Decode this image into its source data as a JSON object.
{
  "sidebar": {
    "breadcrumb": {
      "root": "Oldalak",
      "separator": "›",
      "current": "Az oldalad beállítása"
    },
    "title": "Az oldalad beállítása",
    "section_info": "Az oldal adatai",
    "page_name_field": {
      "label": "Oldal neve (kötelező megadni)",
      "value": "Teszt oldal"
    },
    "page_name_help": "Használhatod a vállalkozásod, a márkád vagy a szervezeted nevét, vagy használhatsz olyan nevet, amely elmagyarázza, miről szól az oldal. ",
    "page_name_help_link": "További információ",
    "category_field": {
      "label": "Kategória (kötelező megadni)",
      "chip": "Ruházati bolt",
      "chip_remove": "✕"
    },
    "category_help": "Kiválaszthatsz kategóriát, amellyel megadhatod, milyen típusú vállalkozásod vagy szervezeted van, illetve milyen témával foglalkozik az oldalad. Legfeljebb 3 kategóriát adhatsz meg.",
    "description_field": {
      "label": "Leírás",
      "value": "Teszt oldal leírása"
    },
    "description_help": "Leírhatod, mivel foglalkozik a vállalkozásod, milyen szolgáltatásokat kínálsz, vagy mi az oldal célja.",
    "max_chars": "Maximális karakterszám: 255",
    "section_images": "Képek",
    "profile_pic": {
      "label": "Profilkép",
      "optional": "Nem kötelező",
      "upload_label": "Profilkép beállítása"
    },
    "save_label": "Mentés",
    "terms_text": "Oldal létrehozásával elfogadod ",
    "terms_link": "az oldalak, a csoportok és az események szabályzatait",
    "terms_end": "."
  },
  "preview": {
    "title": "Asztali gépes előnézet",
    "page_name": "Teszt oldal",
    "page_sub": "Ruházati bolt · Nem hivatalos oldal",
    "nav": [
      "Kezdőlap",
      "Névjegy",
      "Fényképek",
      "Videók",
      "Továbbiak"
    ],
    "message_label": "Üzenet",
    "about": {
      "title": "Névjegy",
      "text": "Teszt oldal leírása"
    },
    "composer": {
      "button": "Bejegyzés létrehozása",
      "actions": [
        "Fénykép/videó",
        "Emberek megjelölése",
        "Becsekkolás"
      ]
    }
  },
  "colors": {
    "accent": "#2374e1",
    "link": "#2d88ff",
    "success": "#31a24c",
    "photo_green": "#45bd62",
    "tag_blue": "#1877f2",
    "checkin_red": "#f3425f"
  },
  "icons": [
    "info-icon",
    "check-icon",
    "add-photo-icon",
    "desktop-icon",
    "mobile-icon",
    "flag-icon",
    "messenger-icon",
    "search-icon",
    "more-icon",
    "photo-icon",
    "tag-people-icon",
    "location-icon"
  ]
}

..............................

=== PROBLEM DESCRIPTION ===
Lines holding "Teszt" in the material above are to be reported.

=== ANSWER ===
      "value": "Teszt oldal"
      "value": "Teszt oldal leírása"
    "page_name": "Teszt oldal",
      "text": "Teszt oldal leírása"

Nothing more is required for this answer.